» **ACTIVITY**: Check each line of the listing below for the string "seiðr", then copy every line that has it.

*** INFORMATION PROVIDED ***

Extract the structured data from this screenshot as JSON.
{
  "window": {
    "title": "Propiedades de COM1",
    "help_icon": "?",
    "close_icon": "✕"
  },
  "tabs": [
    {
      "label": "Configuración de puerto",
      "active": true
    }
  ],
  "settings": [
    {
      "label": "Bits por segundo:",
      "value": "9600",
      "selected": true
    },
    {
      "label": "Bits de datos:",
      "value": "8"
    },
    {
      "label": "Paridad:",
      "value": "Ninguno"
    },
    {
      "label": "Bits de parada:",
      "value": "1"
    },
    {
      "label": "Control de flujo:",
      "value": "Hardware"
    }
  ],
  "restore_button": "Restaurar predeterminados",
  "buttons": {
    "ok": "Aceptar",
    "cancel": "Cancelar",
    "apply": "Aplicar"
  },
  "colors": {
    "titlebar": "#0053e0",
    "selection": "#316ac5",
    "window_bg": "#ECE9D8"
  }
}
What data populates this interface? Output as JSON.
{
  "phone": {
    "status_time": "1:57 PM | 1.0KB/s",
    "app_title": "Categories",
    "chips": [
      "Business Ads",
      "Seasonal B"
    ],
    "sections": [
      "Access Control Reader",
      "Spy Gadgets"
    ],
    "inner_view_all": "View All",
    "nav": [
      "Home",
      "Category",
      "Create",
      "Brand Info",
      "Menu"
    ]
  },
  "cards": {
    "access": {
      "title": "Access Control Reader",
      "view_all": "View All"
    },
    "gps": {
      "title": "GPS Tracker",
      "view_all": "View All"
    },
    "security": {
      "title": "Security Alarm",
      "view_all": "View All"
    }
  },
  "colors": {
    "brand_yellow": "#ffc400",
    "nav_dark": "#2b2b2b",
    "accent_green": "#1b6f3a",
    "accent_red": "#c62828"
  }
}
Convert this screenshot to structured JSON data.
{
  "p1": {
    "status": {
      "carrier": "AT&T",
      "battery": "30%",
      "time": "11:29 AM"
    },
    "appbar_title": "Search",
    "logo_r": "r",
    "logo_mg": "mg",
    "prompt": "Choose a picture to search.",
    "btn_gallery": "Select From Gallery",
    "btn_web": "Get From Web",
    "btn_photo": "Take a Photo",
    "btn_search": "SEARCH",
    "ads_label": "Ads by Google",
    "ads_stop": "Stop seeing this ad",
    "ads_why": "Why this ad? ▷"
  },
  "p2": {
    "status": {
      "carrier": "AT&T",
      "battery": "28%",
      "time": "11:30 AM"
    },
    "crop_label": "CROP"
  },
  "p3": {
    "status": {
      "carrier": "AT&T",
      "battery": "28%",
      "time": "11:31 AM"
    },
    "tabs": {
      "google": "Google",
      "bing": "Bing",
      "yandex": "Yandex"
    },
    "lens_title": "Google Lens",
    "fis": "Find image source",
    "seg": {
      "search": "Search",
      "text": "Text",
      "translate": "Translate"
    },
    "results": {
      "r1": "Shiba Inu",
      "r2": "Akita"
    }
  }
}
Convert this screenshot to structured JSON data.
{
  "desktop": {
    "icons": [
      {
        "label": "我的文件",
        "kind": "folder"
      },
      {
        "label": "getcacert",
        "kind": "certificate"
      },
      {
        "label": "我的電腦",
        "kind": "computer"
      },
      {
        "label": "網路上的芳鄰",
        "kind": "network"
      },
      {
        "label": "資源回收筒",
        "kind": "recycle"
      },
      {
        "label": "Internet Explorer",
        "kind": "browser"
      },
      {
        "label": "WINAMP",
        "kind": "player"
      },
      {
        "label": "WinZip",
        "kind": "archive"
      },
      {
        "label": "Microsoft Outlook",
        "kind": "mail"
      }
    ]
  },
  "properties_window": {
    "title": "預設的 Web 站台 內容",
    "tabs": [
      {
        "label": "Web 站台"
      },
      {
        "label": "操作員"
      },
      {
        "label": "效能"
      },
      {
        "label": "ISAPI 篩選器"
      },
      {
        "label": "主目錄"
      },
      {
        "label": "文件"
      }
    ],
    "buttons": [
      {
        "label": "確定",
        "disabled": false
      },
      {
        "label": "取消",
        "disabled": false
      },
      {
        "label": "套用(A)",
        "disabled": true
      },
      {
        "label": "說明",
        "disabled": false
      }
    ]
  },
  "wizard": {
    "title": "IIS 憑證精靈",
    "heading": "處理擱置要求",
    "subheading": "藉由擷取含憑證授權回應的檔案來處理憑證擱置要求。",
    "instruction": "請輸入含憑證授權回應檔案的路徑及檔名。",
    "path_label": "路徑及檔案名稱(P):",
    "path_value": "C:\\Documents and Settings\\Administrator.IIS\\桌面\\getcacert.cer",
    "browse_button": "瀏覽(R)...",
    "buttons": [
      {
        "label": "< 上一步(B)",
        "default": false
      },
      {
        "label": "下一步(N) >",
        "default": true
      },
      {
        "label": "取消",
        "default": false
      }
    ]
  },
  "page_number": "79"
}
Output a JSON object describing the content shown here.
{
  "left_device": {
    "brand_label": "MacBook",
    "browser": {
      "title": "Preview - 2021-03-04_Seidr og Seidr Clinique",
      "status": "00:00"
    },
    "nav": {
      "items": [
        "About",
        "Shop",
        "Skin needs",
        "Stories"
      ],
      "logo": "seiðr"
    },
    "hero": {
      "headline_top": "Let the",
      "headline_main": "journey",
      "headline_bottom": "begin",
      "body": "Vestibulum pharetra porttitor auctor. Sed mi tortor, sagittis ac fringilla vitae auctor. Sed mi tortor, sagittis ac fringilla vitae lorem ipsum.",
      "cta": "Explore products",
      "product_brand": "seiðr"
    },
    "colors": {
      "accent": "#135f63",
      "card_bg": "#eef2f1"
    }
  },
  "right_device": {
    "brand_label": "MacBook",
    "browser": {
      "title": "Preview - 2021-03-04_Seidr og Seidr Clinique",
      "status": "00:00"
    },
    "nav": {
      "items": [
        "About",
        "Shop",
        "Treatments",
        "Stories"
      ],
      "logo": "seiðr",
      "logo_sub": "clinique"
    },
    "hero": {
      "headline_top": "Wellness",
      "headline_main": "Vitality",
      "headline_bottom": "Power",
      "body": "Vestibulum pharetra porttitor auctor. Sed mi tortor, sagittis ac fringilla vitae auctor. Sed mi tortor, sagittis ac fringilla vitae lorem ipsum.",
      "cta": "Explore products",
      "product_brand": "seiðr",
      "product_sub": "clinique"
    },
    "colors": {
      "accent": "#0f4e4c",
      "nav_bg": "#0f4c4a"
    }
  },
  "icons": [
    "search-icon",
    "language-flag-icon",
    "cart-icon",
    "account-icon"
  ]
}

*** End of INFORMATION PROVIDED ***

» **YOUR SOLUTION**:
      "logo": "seiðr"
      "product_brand": "seiðr"
      "logo": "seiðr",
      "product_brand": "seiðr",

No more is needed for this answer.